By Sandy Ho: For Entire Post, Click Here…
Editor’s note: This op-ed by the author was recently rejected by The New York Times’ (NYT) opinion section. In the midst of the COVID-19 pandemic it is critically important to center disabled people in policy conversations about community living and care as infrastructure. A recent collection of letters to the editor from NYT about the Better Care Better Jobs Act was extraordinarily inadequate. Enjoy!
I knew adhering to public health guidance would not be enough for me to survive the pandemic. As a disabled person who is a wheelchair-user with a compromised respiratory system and needs a CPAP machine every night, I am alive because of my control over who provides my personal care, where and how I live, who comes in and out of my home, and how my care is provided. My access to Medicaid home and community-based services (HCBS) is a significant reason I did not die during this pandemic. But is it significant enough to compel political will in D.C. to pass legislation that will expand federal funding of Medicaid HCBS?
It almost seems like I survived this pandemic by chance. I happen to be a lifelong resident of Massachusetts, a state that has provided Medicaid HCBS since 1985. Soon after I was born with a congenital disability, my parents enrolled me in MassHealth, the state’s Medicaid program. Over the course of three decades, I have become connected with a network of agencies and services that have taken place in my home instead of requiring that I move to a nursing home type setting. But during the pandemic my luck was the difference between potentially becoming a COVID-mortality statistic and one of the lucky few who received these essential services. Agencies like the Boston Center for Independent Living mailed masks and other protective equipment so consumers and the people we hired could be safe. In March, my family and I buried my grandmother and strategized ways we could grieve safely while providing one another emotional support. My doctors ensured that my medical supplies and medications could be mailed to my home or picked up at the pharmacy by a person I hired. I frequently zoomed or FaceTimed with other disabled friends across the country to share strategies and tips to help each other get by. Because I self-direct my services, Medicaid HCBS facilitates the ways I can be cared for and can provide care to those around me.

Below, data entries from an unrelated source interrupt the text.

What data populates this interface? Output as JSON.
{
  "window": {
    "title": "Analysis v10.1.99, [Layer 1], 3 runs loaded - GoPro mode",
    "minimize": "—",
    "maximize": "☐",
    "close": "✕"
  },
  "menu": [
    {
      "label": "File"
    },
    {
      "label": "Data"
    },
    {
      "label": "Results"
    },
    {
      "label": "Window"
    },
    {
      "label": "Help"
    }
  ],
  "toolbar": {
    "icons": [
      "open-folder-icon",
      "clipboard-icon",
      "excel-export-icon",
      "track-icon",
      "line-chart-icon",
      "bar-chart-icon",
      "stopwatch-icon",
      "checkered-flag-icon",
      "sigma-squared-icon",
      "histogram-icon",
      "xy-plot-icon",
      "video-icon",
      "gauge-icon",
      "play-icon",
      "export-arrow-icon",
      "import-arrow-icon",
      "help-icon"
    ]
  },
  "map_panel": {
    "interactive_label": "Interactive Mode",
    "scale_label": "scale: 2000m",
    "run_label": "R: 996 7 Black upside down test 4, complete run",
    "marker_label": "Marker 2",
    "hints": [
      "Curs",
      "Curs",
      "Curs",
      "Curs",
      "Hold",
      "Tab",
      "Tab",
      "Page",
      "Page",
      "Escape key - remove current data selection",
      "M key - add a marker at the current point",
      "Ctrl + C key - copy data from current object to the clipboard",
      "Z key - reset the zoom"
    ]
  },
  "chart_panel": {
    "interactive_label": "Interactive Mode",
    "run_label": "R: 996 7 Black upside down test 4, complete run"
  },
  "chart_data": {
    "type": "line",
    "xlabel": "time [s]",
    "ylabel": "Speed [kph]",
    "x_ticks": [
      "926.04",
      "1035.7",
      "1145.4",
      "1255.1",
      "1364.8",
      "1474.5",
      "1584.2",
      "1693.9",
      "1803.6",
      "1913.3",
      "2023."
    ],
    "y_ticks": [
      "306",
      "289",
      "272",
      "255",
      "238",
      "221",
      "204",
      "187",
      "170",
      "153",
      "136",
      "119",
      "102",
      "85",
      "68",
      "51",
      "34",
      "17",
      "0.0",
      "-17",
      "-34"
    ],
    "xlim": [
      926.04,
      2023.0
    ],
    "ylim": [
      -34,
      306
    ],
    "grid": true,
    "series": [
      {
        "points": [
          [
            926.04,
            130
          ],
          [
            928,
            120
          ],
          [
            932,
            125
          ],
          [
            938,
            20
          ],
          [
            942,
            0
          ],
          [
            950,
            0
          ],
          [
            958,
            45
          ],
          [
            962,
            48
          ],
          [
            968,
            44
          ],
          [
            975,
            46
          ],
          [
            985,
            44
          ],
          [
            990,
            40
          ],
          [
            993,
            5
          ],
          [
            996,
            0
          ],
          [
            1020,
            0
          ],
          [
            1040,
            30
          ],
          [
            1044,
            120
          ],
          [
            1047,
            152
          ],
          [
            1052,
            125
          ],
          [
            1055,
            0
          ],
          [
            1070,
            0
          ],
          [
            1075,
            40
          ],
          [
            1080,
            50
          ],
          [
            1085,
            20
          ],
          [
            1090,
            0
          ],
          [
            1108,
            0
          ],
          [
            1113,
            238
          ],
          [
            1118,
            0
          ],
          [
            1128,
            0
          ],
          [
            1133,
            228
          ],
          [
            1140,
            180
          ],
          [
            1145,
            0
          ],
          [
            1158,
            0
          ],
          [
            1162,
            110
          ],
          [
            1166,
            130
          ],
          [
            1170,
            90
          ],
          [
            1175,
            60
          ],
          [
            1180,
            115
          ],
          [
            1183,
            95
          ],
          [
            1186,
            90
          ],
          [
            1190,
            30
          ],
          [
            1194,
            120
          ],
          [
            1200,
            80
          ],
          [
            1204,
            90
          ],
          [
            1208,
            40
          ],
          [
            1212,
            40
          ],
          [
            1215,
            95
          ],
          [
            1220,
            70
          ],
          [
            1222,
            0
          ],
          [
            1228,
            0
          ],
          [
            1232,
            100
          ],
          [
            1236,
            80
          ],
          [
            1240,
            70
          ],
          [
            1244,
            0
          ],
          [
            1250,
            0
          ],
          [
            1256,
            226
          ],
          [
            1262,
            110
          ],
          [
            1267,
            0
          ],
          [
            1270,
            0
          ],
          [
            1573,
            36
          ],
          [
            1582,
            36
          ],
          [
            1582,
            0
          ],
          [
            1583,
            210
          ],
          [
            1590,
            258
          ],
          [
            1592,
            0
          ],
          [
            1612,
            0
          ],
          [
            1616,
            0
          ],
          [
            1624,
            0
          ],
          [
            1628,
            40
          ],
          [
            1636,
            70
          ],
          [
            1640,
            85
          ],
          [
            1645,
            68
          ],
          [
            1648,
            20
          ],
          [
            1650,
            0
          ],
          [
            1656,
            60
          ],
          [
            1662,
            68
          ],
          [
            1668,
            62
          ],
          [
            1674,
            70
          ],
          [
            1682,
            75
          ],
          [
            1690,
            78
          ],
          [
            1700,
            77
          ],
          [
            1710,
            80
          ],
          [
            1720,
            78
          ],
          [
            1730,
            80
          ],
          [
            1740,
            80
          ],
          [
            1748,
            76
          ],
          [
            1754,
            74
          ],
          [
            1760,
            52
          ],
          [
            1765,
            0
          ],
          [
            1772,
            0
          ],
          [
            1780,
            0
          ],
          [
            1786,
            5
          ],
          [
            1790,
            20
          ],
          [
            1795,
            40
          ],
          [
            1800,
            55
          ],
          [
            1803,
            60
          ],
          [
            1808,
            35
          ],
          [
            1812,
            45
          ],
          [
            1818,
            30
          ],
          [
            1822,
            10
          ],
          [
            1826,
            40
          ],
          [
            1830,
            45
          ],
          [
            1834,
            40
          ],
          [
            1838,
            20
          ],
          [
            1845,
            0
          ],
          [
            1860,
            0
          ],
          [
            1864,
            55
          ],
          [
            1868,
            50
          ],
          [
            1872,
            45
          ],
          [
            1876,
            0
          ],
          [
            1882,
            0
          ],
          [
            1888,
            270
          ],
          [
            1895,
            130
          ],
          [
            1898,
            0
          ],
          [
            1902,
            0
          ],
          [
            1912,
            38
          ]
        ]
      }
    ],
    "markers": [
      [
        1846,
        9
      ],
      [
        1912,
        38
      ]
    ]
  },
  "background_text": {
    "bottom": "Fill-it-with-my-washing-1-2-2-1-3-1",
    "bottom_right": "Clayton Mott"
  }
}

Medicaid HCBS sends the message that the state trusts and supports me in self-directing my services including hiring, firing, and training the people, including family and friends, to provide direct care for me. During a time when there seemed to be no answers and with a U.S. death toll surpassing six hundred thousand, I was constantly worrying about what ifs: What if someone I hired to provide direct care became sick? What if I became sick? What if I was denied a ventilator at the hospital ICU because of my disabilities? What if I couldn’t access PPE or medical supplies for myself or my workers?